#### [Work order]
In the material below, which lines hold the word "summary"? Pick each one out.

====================

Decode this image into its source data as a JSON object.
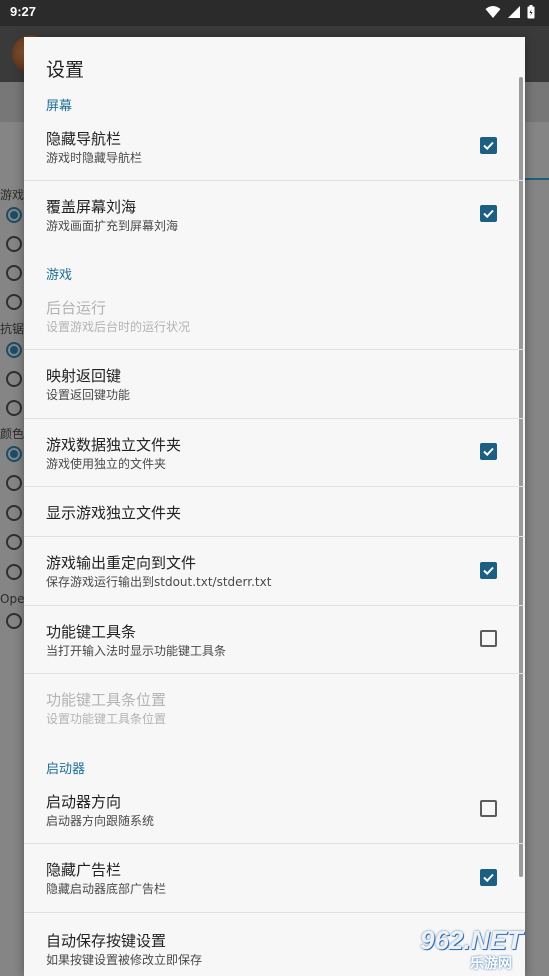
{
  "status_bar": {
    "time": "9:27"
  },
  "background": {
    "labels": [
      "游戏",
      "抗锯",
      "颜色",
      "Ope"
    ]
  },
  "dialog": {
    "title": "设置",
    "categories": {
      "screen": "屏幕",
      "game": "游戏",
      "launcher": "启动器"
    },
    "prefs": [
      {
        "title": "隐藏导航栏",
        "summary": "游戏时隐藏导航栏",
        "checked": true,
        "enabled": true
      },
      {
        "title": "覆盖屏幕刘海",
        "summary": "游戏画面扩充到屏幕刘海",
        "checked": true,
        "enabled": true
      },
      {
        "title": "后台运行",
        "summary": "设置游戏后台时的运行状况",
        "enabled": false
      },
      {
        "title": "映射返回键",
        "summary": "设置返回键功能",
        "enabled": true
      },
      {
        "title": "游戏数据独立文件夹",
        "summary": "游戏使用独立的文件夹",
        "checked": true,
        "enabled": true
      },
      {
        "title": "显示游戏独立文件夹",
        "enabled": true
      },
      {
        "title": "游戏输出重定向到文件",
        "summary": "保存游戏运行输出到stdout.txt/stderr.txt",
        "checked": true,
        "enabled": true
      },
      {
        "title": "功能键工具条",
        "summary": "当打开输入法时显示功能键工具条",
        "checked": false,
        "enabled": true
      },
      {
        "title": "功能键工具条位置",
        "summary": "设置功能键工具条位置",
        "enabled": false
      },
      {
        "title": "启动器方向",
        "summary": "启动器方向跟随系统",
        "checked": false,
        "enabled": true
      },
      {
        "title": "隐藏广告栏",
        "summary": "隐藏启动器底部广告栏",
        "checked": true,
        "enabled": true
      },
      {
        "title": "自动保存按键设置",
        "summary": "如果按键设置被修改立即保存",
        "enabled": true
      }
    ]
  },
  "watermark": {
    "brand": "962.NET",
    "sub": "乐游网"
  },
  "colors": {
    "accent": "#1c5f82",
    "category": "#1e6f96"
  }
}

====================

#### [Your solution]
        "summary": "游戏时隐藏导航栏",
        "summary": "游戏画面扩充到屏幕刘海",
        "summary": "设置游戏后台时的运行状况",
        "summary": "设置返回键功能",
        "summary": "游戏使用独立的文件夹",
        "summary": "保存游戏运行输出到stdout.txt/stderr.txt",
        "summary": "当打开输入法时显示功能键工具条",
        "summary": "设置功能键工具条位置",
        "summary": "启动器方向跟随系统",
        "summary": "隐藏启动器底部广告栏",
        "summary": "如果按键设置被修改立即保存",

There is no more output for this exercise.